■ What you are asked to do
Search the listing below for "Boot". Copy each matching line.

▼

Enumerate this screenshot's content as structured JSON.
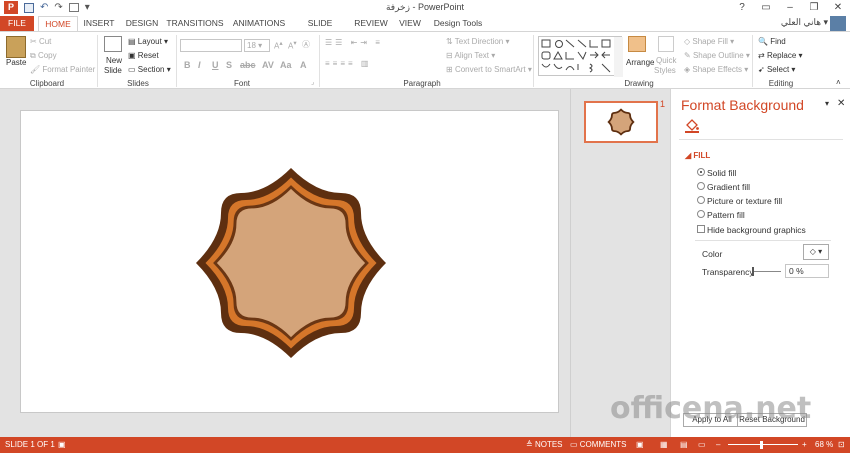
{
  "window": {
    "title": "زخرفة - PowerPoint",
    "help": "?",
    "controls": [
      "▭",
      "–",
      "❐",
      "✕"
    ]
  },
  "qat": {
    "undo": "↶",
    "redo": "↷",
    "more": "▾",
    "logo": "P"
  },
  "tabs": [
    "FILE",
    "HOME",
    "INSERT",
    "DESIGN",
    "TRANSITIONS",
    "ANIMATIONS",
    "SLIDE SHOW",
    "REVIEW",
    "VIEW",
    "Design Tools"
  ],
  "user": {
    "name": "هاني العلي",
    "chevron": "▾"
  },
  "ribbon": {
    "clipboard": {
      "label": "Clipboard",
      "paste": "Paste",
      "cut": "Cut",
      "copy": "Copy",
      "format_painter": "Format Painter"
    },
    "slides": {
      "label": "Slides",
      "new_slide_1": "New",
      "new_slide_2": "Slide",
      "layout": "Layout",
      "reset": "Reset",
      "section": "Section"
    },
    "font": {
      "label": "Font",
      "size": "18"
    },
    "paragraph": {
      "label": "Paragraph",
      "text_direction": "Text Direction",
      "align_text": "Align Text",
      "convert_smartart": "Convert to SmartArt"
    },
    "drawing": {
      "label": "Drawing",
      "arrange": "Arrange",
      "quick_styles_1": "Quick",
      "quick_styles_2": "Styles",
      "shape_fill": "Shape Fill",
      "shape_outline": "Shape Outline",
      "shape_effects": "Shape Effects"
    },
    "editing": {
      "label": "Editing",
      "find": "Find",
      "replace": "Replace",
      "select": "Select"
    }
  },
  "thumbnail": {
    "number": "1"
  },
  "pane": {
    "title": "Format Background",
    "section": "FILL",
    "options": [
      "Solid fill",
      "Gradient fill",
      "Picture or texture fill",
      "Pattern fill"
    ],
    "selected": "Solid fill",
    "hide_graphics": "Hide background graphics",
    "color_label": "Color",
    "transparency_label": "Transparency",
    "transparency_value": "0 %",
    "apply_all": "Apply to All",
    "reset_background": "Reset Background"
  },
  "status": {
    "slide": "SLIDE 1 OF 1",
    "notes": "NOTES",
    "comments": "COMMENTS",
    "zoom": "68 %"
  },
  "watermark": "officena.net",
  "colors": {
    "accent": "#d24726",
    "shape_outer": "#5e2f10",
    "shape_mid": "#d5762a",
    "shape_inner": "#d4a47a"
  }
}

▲
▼

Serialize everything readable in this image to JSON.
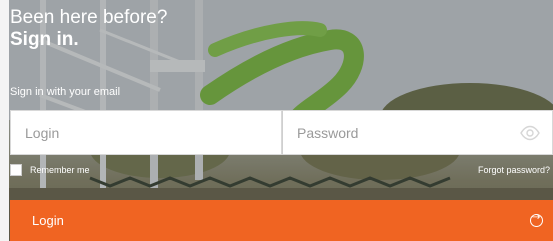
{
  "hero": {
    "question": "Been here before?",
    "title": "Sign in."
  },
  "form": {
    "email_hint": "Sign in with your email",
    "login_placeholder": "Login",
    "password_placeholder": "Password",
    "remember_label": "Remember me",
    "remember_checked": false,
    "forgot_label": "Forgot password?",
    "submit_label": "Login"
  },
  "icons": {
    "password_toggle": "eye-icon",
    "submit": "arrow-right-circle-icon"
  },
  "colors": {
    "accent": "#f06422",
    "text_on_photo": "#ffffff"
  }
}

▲
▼

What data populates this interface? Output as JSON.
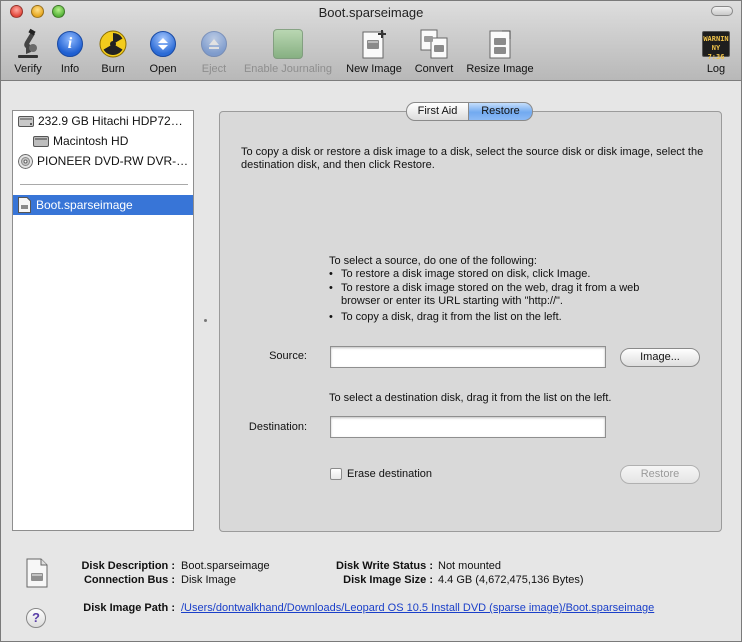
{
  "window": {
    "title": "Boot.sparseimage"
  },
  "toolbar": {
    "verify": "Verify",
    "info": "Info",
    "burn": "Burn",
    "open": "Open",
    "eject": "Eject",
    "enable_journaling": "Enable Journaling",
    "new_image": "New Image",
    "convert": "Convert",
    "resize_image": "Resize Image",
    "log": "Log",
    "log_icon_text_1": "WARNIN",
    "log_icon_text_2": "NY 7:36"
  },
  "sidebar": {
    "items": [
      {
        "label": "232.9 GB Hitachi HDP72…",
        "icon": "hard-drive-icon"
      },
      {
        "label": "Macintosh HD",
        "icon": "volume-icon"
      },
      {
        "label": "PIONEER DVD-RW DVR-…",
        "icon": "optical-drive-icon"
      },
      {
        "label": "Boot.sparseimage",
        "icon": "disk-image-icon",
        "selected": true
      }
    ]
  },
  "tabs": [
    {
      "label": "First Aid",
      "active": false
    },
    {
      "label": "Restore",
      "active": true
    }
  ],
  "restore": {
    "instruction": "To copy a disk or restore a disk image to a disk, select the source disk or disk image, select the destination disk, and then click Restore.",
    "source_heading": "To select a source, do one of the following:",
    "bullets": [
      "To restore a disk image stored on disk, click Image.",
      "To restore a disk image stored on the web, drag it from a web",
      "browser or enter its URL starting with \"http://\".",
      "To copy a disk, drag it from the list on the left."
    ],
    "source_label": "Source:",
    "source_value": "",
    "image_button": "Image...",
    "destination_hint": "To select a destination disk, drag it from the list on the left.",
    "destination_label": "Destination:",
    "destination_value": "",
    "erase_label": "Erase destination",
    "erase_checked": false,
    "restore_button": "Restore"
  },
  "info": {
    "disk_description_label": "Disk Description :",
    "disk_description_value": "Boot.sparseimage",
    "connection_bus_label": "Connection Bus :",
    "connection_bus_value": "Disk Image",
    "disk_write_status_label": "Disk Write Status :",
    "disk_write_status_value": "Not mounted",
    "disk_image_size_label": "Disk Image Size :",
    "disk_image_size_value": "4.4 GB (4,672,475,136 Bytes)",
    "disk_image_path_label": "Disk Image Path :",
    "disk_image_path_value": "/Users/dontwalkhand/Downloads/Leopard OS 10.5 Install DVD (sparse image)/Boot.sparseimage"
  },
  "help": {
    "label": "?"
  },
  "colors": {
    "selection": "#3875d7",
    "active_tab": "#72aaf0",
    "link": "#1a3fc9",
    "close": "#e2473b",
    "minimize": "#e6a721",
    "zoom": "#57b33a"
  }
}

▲

■ Written response
    "title": "Boot.sparseimage"
        "label": "Boot.sparseimage",
    "disk_description_value": "Boot.sparseimage",
    "disk_image_path_value": "/Users/dontwalkhand/Downloads/Leopard OS 10.5 Install DVD (sparse image)/Boot.sparseimage"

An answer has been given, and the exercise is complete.